> WHAT YOU NEED TO DO:
Review the listing and copy each line that holds the word "icon".

----------------

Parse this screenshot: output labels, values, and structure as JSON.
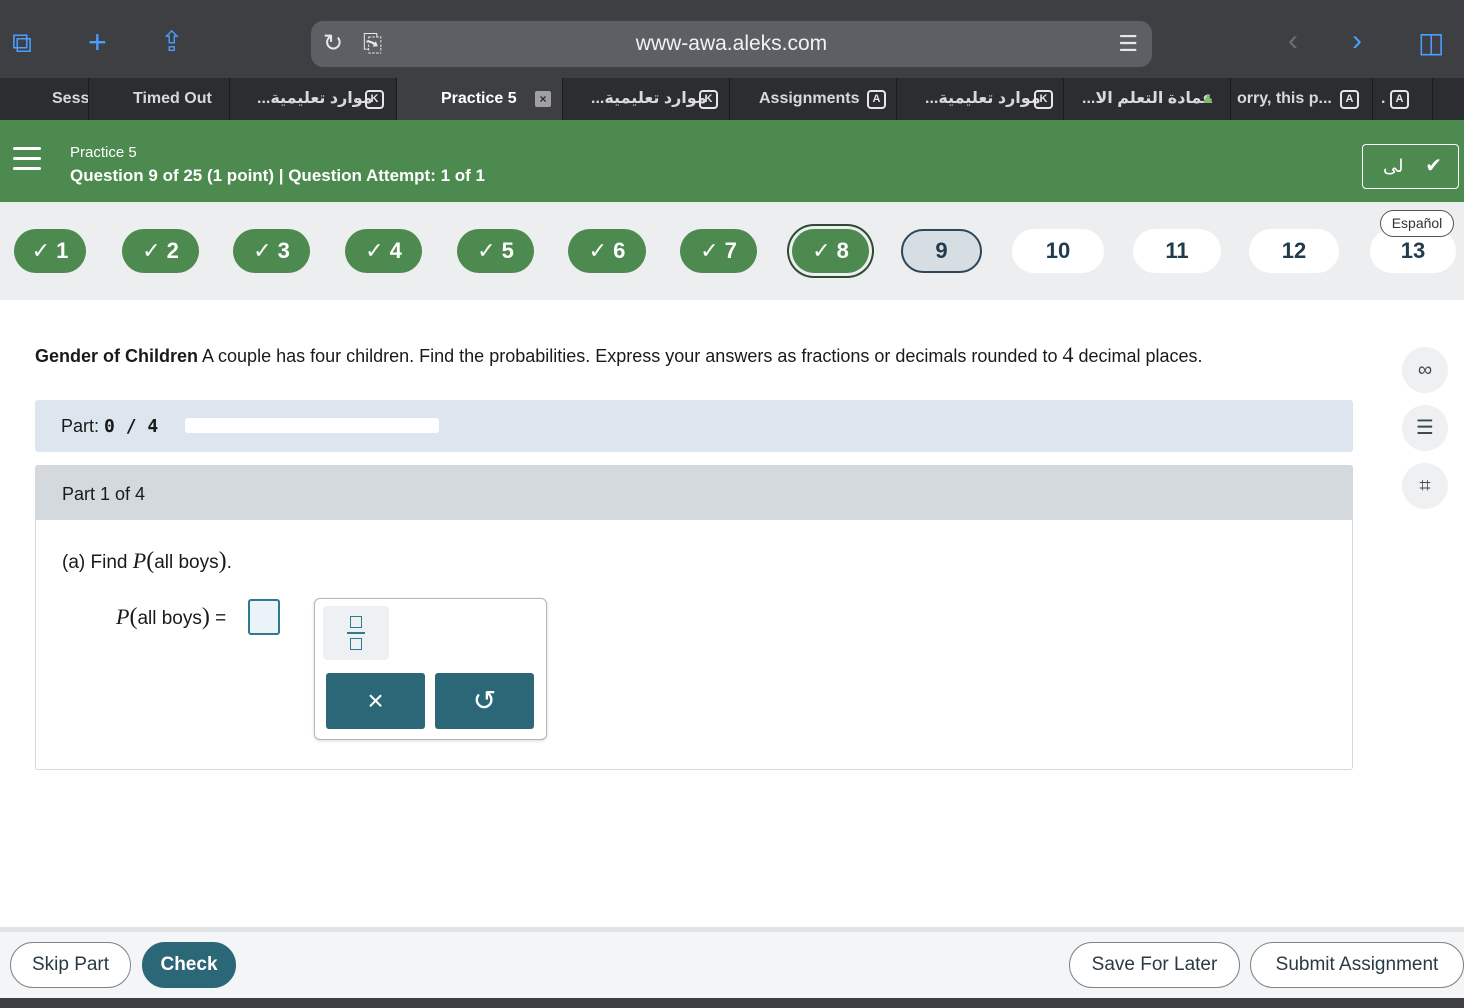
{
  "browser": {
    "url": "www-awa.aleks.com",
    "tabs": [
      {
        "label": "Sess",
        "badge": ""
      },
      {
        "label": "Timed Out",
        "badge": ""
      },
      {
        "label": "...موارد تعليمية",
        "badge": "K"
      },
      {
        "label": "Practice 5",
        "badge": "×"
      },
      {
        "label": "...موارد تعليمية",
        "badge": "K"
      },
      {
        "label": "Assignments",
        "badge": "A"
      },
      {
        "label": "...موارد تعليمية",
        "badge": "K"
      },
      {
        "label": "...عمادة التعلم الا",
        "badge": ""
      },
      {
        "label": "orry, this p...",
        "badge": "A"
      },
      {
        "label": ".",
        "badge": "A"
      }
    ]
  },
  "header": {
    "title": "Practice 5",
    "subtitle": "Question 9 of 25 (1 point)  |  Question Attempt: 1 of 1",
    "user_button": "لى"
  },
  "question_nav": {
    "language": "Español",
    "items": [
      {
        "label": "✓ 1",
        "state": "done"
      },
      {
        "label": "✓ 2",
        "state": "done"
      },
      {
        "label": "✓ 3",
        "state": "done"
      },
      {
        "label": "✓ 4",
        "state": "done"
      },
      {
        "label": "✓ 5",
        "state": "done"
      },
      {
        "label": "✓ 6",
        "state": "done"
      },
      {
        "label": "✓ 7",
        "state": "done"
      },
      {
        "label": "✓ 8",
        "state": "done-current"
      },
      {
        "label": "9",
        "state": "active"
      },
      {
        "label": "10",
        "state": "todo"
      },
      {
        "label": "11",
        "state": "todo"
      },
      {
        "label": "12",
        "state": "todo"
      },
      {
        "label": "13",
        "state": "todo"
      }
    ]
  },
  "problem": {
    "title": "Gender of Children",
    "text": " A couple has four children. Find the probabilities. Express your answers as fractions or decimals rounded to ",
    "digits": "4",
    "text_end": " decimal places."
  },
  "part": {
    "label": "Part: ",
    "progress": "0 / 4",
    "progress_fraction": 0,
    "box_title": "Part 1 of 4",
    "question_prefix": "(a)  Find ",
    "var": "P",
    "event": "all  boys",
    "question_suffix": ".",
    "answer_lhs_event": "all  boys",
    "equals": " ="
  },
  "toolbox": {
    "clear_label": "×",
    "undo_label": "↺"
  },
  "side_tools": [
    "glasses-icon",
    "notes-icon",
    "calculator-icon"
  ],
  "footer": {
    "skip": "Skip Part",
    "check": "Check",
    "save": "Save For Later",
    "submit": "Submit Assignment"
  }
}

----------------

> EXERCISE RESULT:
    "glasses-icon",
    "notes-icon",
    "calculator-icon"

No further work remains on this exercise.